  • To make the garments safe to the skin, Upasana infuses the same herbs with organic cotton. The medicinal properties of these herbs help provide a sense of healing to the wearer.

“Our mission is to create conscious sustainable fashion where we are taking care of our environmental cost and not passing it on to the future.”

Upasana’s work is here for you to choose a sustainable fashion alternative.

Belonging to the slow fashion tribe, B Label, powered by Boheco, takes a green route to fashion. Their star fabric? Hemp.
 
This sustainable fashion brand spuns Hemp into a variety of quality outfits. Why Hemp? Because,
  1. It is Carbon negative
  2. It repels UV rays
  3. It resists mold and mildew
  4. Is one of the strongest fabrics
  5. Hemp is Anti-bacterial
  6. It can grow with less water, etc

What more reasons do we need? B Label is one to pin our faith for a responsible fashion brand.

Nicobar, too, belongs to the slow fashion bandwagon. Their philosophy is to make products that are: long lasting, not trend-driven, inspired by natural materials, and influenced by the culture we grew up in.
The above collage is only a gist of what Nicobar has to offer.
 
Apart from their products, the most exciting one is their option for customers to Gift Trees.
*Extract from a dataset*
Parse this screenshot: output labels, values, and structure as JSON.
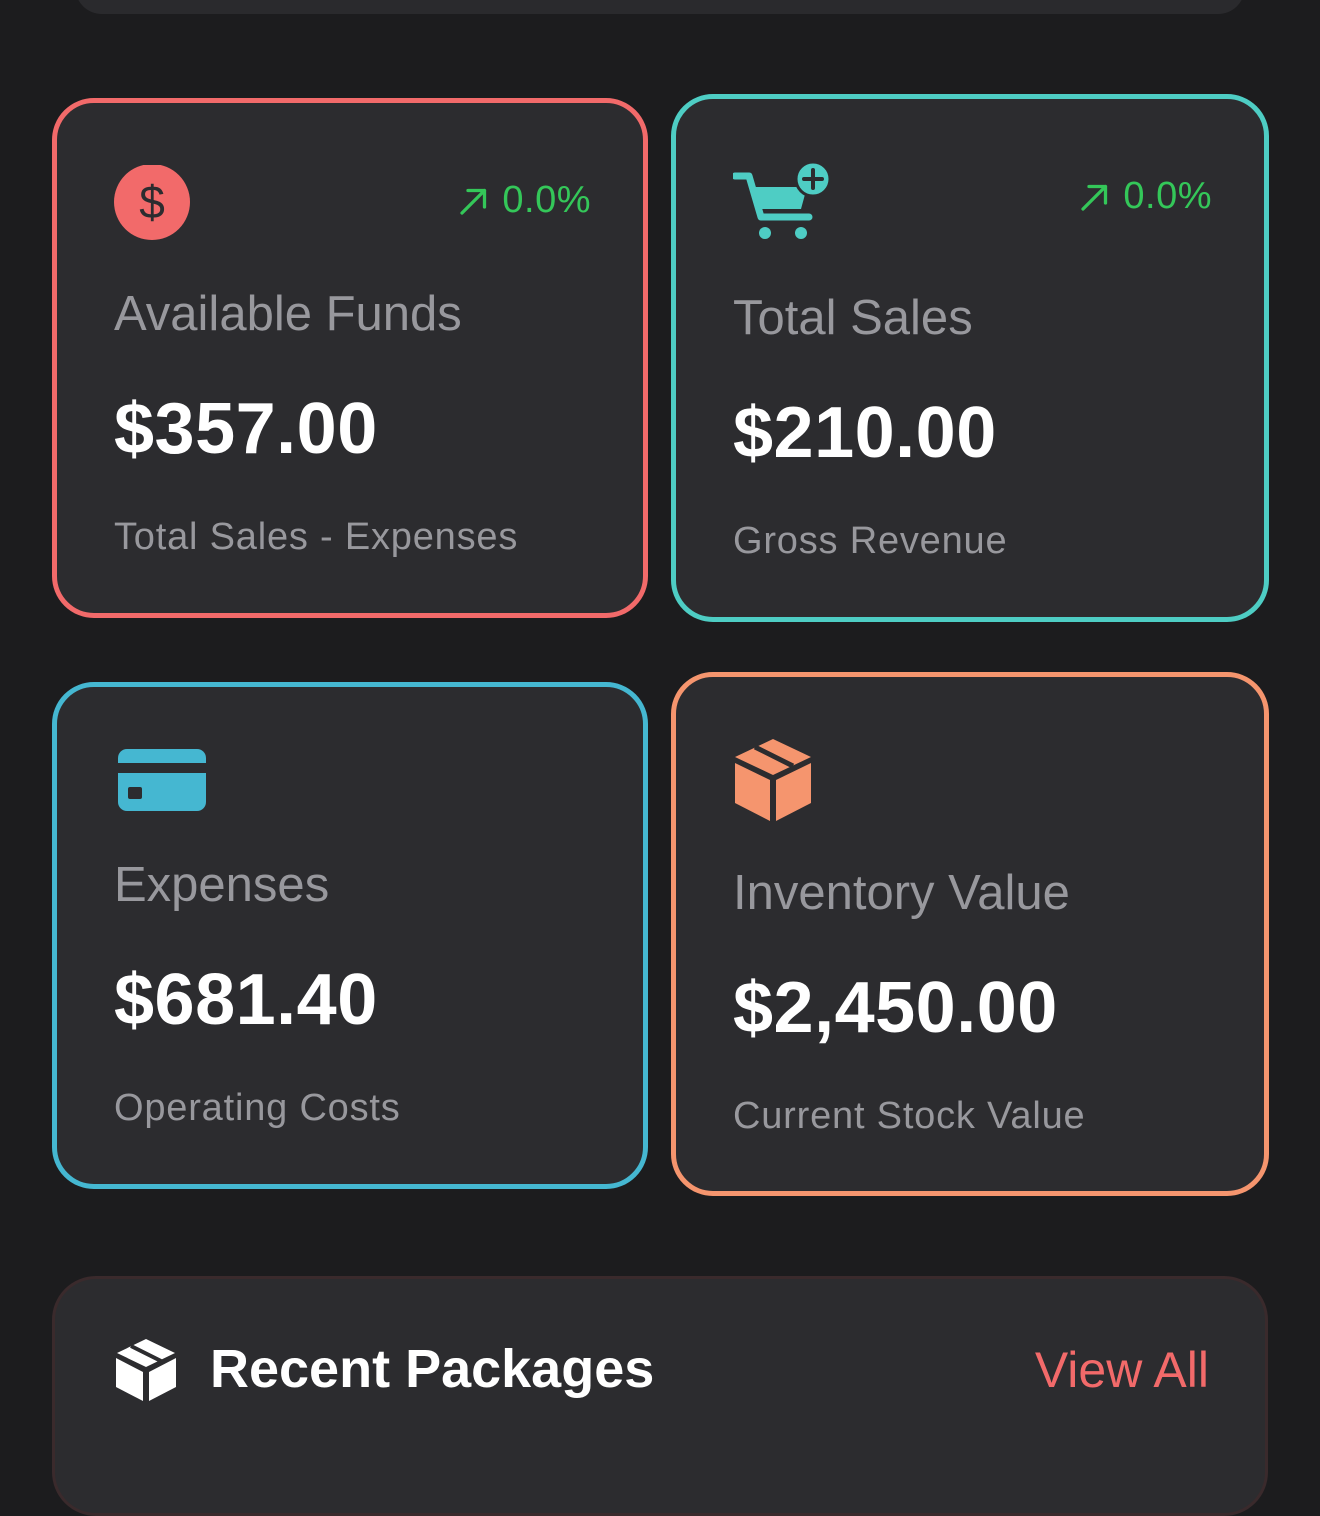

Nicobar has partnered with the “Grow Trees Foundation.” With this, a customer can choose to plant a tree in the name of his/her gift recipient. They plant the trees in the Sundarbans of West Bengal to protect the habitat of our Royal Bengal Tiger. 
 
Thanks to Nicobar, now I know what to gift my loved ones!

Rimagined is an ethical brand from Bengaluru producing sustainable fashion and upcycled products. They manufacture products right from sarees to furniture. Understanding the increasing garbage crisis, Shailaja Rangarajan led to the establishment of Rimagined.

  • The team works with both pre and post-consumer waste.
  • They craft their sarees from the pre-consumer cotton yarn waste. This is the leftover yarn during and after the weaving. They weave this yarn in the traditional Charkhas and then dye it with beautiful colors.
  • Rimagined also works with denim, wood, glass and rubber waste. They’re upcycled into furniture, bedsheets, decors, and other accessories.

Their aim is to divert waste from the landfills into a sustainable and valuable object of use. And they achieve this by working hand in hand with handloom weavers and tribal artisans.

CONCLUSION

  • These are a few of the many brands who are working to maintain a circular economy.
  • Fashion waste is mainstream pollution. With a growing maturity and awareness, one has to consider ways in which he/she can limit their impact. We need to control our unnecessary contribution to the landfills.
  • Yet, if you happen to buy something that belongs to fast fashion, make sure you find a way to repurpose. One sustainable action goes a long way.

YOU SHOULD KNOW THIS

According to a report by the Financial Express,
 
  • It can take 2,700 litres of water to produce the cotton needed to make a single T-Shirt. As per World Resources Institute, 5.9 trillion litres of water are used each year for fabric dyeing alone.
  • Around 20% of industrial water pollution in the world comes from textiles. Also, about 8,000 synthetic chemicals are used to turn raw materials into textile.
  • As per another report, about one garbage truck of textiles is either burnt or landfilled. This happens about every second!